Day 4: Halcyon Hot Springs

Anyone who knows me knows my feelings towards hot springs. They are boring. So boring. What do you do in them?

We, or I should say she, wanted to have a rest day from skiing and that was planned from the beginning. I said I would do a hot springs or two and we ended up only doing one and it was Halcyon. I think we were there for about an hour and a half and I can actually say it was a great time. The vibe was much different from our local hot springs. Halcyon has got mellow music going, a beautiful facility, a cold/hot/warm tubs and to clinch, it snowed while we were there. It was so peaceful that I actually relaxed/fell asleep while sitting in the warm tub watching snow flakes paint the trees in the background.

Ferry from Revy to Nelson

I would do that again.

Day 5: RED Mountain

We arrived in Nelson the day before, very relaxed, and were ready to get going and checkout RED Mountain in Rossland, about an hour and fifteen away. The scenery around Nelson/Rossland was different from Revy, Rogers Pass and Golden. It was much more treed and rolling hills. Beautiful in it's own, unique way, something I noticed about every area that we saw.

We arrived at RED Mountain with minimal snow fall. We had hoped and based on weather forecasts for more. The storm(s) kept getting downgraded, but, what the hell, we are in Canada we are still going to have a good time. I wanted to go to RED to ride the cat. I have done it before but she has never and for $10 ($7) per ride, we had to. We did two laps on the cat and found maybe 2" of fresh snow on concrete. Not exaggerating there, the base had turned to concrete-hard due to the previous day's rain. Low angle skiing was fantastic but anything steeper than 30 degrees your edges were like scrapping against the street.

Day 6: Whitewater
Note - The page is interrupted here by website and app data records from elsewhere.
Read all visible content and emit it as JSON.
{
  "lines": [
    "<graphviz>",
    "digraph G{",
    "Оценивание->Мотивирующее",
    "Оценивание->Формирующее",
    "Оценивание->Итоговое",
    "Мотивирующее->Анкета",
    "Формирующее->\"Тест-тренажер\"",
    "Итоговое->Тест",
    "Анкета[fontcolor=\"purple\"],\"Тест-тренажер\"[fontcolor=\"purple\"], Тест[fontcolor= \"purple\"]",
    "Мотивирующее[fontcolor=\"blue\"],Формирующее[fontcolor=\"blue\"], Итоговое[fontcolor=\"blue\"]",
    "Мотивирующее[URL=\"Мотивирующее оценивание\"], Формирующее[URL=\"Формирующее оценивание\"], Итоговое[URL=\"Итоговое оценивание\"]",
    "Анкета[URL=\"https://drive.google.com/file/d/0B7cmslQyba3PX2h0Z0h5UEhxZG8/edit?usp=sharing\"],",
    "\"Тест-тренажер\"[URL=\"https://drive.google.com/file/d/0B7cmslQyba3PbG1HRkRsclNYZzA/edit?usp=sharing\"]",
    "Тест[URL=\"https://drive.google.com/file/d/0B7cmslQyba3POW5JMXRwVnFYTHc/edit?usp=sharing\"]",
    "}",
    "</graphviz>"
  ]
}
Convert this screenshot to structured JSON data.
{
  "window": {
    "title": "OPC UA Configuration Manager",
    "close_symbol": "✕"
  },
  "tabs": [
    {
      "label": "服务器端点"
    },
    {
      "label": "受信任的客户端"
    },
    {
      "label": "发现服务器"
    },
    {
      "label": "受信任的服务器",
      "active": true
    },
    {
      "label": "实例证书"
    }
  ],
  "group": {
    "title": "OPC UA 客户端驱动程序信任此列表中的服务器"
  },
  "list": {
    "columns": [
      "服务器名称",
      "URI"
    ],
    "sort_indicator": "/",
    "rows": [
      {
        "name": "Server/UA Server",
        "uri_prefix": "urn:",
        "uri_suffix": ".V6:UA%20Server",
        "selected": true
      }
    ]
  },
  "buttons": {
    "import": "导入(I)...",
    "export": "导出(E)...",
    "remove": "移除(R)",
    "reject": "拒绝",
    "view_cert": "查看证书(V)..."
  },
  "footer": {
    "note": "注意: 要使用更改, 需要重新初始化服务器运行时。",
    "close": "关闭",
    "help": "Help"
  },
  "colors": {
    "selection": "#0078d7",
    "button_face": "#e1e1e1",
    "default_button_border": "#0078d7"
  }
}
We were clinging to the edge with one finger trying to find some decent snow. It snowed all night in [Nelson] town but maybe 4 centimeters had actually accumulated at Whitewater. It was, again, dust on concrete. We had brought our touring gear as I knew we could find some mellow shots around Whitewater. The terrain there was just made for touring. The resort is two chairs, one south and one north that do not go to summits. So from the chairs, you can continue up, around, to the sides. It was a huge expansive area where they could add more chairs but I appreciate the fact that they don't. We took the Silver King Chair up to SK Ridge to find something, anything, worth skiing. There was plenty of terrain worth skiing but the limited snow really hampered any idea of getting powder shots. The sight seeing was great though, at least. We were probably up there, walking around for about 2 hours or so before dropping back into the resort. Snow was meh, but we expected that after getting so little snow.

We capped our trip with a fancy dinner to Marzanos. Great food there, as this is a future reference to myself if I get back up to Nelson.

Day 7: Drive home
We had intended on staying another day but with the lack of snow in BC and the storms rolling through our home turf, we left a day early. People have asked me how the trip was and even though it was not the true "Powder Highway" as the marketing claims, it was still one of the more memorable trips I have taken. I cannot wait to get back up there, especially to ski Rogers Pass. I would love to see Whitewater on a powder day or RED or hell, any of them really. I will be back, probably sooner than I think while writing this.

Oh and it took 3 extra hours to get home, another 15 hour drive. Still worth it!

You Might Also Like